Dr. Carey Vicenti, Jicarilla Apache, is a professor of sociology at Fort
Lewis College in Durango, Colo. He concurred regarding the breakdown of the
family unit and its impact on education. "HUD was a really bad thing
because it broke apart the family unit," he said. The role of grandparents
was to raise and help educate the youngsters. "Grandpa and grandma are the
repository of the collective knowledge of your people," he added.

Losing this contact caused youngsters to miss out on learning about human
relations and how to get along - not only with others in society but also
with Mother Nature. "You go to school; they don't tell you how to interact
with the rest of society. The replacement was a new social order, but the
question is-how is it going to help us in the near future?" Vicenti asked.

Gipp saw improvement in the 1960s when tribal communities entered the
self-determination era with the U.S. government. Congress recognized the
past failure of federal policies and value of culture and traditions to
education. The Indian Education Act of 1972 recognized the needs of Indian
students in public school. Then the Indian Self Determination and Education
Assistance Act of 1978 came along, resulting in greater control of schools
funded and operated by the BIA.

"For the first time in the history of formal education, Indian parents were
being welcomed into the school and given a clear role and voice in the
operations of the BIA school," he said.

Tribal colleges were first established in the 1960s, but only six were
established by 1972. The American Indian Higher Education Consortium now
has 36 member colleges and universities, which allows Native communities to
design programs that provide "culturally relevant education," Gipp
commented. "The goal of providing cultural programs is tied to the
revitalization of tribal languages ... and will require the commitment of
the entire tribal community."

Quality and quantity of programs have increased, and four-year and graduate
programs are also being offered. These schools now serve over 30,000
students. New colleges and educational satellites are being organized in
several states, including Washington, Idaho, Alaska, New York, Oklahoma and
Wyoming.

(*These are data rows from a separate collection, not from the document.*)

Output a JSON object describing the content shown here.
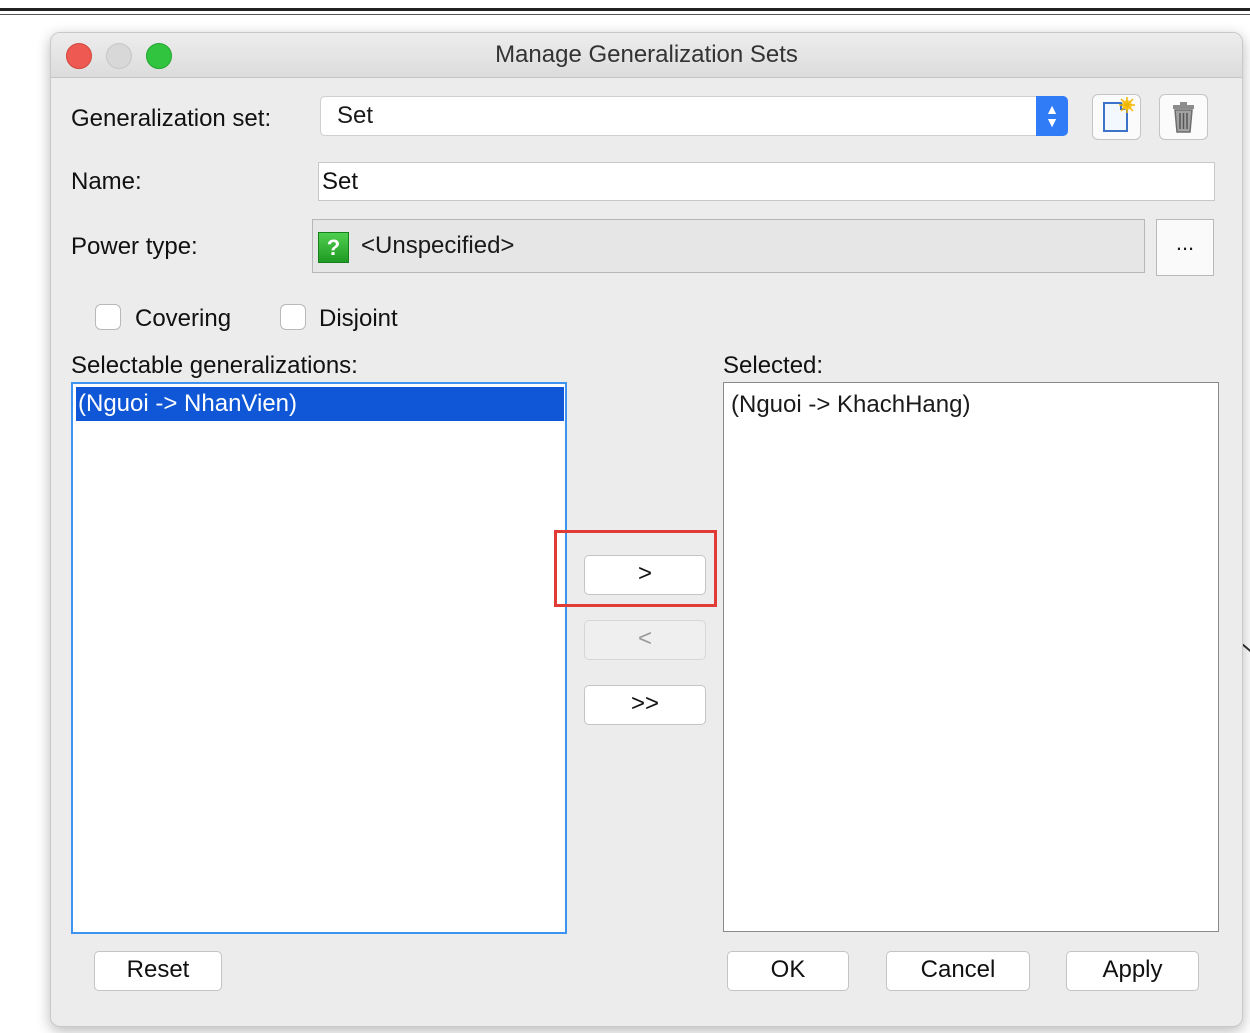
{
  "window": {
    "title": "Manage Generalization Sets"
  },
  "form": {
    "generalization_set_label": "Generalization set:",
    "generalization_set_value": "Set",
    "name_label": "Name:",
    "name_value": "Set",
    "power_type_label": "Power type:",
    "power_type_value": "<Unspecified>",
    "power_type_icon_glyph": "?",
    "browse_label": "...",
    "covering_label": "Covering",
    "disjoint_label": "Disjoint",
    "covering_checked": false,
    "disjoint_checked": false
  },
  "lists": {
    "selectable_label": "Selectable generalizations:",
    "selectable_items": [
      "(Nguoi -> NhanVien)"
    ],
    "selected_label": "Selected:",
    "selected_items": [
      "(Nguoi -> KhachHang)"
    ]
  },
  "transfer": {
    "add_label": ">",
    "remove_label": "<",
    "add_all_label": ">>"
  },
  "footer": {
    "reset_label": "Reset",
    "ok_label": "OK",
    "cancel_label": "Cancel",
    "apply_label": "Apply"
  },
  "colors": {
    "accent": "#2f7cf6",
    "selection": "#0f57d6",
    "highlight": "#e03b34"
  },
  "icons": {
    "new_set": "new-document-icon",
    "delete_set": "trash-icon",
    "power_type": "question-icon"
  }
}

In 1996, President Clinton signed an executive order to establish a White
House Initiative on Tribal Colleges and Universities. This required all
federal agencies to develop plans to increase services and resources to
tribal colleges. President Bush has extended that executive order, thus
reaffirming the government's support. The result has been a dramatic
increase in funding from various government programs. On the downside,
these funds are often competitive and short term, so they won't benefit all
tribal colleges equally.

What does the future hold for American Indian education? There is both hope
and concerns.

Some speakers spoke of the extreme importance of maintaining both tribal
culture and languages. Shanley asked a question of major concern: "How do
you teach culture to people with six or seven different tribes' blood? What
language do you teach and what culture?" Such concerns will likely only
accelerate with time.

Vicenti said he had to leave his reservation to teach because no college or
law school exists there. "That's somewhat the fate of the modern Indian,"
he said. However, he feels one can become bicultural as well as bilingual,
and foresees wonderful things for the future. "Urban Indians have become
the ambassadors of their own people," he commented: most non-Indians aren't
exposed to Indians on reservations, but rather, those in urban settings.

In speaking of the future for tribal colleges and universities, Gipp said:
"the tribal college movement, which is still young in the history of time,
will have much to offer in our future struggles for self-determination.
Tribal colleges and universities represent bright lights of hope in the
skies over Indian country as they bring a new dawn to a vision that
benefits the seventh generation."